A Fylde adventurer is within days of breaking the record for the longest time spent alone on a remote island in the Atlantic Sea.
Thirty-nine-year old Nick Hancock, who grew up in Ansdell and went to King Edward VII and Queen Mary School in St Annes, has just completed 30 days on Rockall to raise money for Help for Heroes.
Nick, a surveyor now living in Edinburgh, is bidding to break the 40-day solo record for staying on the tiny rock, 290 miles off the Scottish coastline.
He had hoped to stay on the island, formed from an extinct volcano, for 60 days, but a force nine gale ruined plans last week, destroying food supplies and damaging his ‘home’, a tiny steel pod.
Nick said: “It was the scariest night of my life.
“The pod was shifted by the gale, despite being held in place by bolts
“The storm came out of nowhere. Both the wind and the waves came from the south, which is really unlucky because the pod’s on the south side.
“It’s only 15m above water — and the waves were up to five metres high.

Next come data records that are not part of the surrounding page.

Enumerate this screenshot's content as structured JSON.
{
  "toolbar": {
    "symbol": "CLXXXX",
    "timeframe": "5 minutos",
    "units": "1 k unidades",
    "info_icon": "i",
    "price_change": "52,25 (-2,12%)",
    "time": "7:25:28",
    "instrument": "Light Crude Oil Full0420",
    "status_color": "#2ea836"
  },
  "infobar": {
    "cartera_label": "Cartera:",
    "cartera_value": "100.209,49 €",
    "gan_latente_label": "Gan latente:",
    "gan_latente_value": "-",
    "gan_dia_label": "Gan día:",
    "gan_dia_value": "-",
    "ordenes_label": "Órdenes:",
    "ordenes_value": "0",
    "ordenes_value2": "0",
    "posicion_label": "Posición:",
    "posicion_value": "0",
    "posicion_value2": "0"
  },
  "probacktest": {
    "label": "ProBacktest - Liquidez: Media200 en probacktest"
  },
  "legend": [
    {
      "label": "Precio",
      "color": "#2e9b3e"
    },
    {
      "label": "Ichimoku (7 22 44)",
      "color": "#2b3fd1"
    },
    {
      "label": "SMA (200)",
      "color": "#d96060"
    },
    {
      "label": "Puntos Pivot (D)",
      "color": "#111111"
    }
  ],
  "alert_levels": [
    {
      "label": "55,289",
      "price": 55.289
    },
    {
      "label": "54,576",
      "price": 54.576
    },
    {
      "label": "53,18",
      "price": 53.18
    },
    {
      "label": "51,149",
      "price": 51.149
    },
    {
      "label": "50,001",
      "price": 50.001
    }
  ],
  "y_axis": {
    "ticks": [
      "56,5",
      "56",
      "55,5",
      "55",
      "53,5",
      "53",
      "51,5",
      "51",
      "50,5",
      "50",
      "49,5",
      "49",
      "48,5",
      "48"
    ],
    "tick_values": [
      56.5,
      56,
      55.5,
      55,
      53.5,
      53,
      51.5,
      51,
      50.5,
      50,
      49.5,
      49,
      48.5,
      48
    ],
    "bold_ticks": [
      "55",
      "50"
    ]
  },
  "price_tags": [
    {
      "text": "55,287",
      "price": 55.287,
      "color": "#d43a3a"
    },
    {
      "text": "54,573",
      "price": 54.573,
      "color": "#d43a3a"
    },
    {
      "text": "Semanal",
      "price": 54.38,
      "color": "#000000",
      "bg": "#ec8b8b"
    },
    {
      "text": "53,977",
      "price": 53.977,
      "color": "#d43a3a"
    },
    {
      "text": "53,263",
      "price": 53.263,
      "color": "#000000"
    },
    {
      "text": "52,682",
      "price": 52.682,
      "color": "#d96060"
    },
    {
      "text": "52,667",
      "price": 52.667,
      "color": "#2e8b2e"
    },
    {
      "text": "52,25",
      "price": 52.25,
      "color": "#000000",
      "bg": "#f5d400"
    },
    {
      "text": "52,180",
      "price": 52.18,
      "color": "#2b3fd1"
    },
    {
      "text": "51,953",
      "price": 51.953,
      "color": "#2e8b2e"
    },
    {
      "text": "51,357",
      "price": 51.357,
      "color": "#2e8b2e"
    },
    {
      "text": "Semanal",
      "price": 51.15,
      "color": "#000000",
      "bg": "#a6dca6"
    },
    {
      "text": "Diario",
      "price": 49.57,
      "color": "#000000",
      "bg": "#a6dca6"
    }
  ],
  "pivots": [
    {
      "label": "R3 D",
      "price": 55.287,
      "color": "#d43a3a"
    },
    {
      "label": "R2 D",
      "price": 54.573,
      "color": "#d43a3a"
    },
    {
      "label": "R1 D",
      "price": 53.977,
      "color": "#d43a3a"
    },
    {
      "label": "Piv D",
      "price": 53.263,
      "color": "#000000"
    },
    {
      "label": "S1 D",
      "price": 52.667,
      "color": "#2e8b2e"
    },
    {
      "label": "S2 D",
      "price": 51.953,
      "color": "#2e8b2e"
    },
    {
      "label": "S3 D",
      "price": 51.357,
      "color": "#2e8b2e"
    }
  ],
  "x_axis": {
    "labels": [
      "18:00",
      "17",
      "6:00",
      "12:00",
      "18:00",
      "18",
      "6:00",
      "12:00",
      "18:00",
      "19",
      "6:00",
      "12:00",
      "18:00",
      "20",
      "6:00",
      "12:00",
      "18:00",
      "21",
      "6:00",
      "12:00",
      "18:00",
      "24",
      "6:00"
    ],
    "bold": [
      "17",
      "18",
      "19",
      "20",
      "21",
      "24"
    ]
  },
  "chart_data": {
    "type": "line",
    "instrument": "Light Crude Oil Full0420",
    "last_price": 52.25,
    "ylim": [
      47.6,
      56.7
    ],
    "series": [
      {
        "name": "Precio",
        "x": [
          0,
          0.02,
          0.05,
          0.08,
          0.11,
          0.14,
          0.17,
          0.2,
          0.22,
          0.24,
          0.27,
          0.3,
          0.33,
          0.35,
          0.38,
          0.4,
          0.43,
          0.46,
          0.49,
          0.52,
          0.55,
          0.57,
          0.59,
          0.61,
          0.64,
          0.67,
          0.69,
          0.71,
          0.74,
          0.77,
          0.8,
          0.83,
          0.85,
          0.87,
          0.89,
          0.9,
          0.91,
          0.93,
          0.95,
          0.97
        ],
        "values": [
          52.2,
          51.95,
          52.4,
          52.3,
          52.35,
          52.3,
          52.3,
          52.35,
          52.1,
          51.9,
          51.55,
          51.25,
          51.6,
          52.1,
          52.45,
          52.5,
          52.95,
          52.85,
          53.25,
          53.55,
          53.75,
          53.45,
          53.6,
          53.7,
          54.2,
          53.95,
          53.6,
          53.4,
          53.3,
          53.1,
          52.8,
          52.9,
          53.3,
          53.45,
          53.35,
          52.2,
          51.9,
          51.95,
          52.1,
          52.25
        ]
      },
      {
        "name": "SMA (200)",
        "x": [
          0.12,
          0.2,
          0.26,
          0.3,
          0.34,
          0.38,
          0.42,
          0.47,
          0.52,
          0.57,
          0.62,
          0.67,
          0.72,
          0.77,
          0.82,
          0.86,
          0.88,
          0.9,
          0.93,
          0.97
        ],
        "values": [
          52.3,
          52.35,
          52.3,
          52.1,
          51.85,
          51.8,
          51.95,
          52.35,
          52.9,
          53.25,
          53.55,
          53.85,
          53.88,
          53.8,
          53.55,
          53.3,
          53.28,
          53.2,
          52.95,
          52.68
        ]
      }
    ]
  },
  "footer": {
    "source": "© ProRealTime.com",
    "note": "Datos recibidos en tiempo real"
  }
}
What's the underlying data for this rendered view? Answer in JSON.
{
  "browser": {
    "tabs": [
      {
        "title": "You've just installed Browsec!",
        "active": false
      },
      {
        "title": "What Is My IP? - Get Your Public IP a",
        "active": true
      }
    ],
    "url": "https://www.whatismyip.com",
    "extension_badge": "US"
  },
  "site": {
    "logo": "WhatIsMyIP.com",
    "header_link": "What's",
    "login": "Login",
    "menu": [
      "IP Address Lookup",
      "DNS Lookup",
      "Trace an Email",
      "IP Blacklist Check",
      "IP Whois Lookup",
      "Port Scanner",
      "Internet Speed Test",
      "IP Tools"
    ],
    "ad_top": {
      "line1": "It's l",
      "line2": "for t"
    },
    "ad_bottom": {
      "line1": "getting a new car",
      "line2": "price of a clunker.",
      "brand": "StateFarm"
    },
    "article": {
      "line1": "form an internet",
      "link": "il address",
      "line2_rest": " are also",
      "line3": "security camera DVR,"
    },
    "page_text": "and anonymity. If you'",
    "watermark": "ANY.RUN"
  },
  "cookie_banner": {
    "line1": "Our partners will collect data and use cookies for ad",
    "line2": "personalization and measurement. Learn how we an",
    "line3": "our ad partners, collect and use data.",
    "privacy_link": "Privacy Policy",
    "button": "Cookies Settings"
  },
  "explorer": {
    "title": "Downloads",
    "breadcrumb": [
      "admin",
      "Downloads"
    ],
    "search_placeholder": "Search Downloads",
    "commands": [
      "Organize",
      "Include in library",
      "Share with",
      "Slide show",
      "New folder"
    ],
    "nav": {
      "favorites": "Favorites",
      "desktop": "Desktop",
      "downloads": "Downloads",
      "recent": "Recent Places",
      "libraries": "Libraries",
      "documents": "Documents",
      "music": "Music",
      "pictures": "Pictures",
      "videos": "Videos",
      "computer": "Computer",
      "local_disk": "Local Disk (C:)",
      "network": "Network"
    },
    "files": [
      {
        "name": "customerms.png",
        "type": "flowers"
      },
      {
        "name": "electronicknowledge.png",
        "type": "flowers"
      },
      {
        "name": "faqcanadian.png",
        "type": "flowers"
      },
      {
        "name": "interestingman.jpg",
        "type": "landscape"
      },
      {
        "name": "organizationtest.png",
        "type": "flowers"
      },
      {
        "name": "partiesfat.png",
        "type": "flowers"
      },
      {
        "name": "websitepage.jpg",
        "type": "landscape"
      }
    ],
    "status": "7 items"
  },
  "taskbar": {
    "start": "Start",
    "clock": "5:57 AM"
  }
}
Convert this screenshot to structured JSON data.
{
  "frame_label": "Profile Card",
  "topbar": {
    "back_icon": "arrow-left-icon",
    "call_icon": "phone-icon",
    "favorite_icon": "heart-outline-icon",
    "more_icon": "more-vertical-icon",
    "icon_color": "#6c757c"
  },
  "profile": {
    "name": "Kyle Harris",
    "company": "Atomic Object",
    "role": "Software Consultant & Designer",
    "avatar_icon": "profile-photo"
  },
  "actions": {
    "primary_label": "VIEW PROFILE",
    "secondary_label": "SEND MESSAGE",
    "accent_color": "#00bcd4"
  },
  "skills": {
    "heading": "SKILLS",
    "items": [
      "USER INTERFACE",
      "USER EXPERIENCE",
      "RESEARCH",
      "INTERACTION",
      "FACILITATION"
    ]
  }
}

They hit the rock, then the wind took the spray right up to my level.”
Nick tried to break the record for staying on the island last year, but bad weather ruined his plans.
Having lost so much food this time, he will not be able to stay for his target of 60 days – though he still hopes to make it to 45 days and break the world record.
He added: “I’ve got plenty of water, and if I really eke out the food I should make it.
“I’ve already alerted my team to ask them to pick me up early. And, if they can’t land their boat, the coastguard will collect me by helicopter.”
Nick is hoping to break the 40 day solo record of former SAS soldier Tom McClean, who lived in a wooden shelter in 1985. In 1997, three Greenpeace members set the group record of 42 days.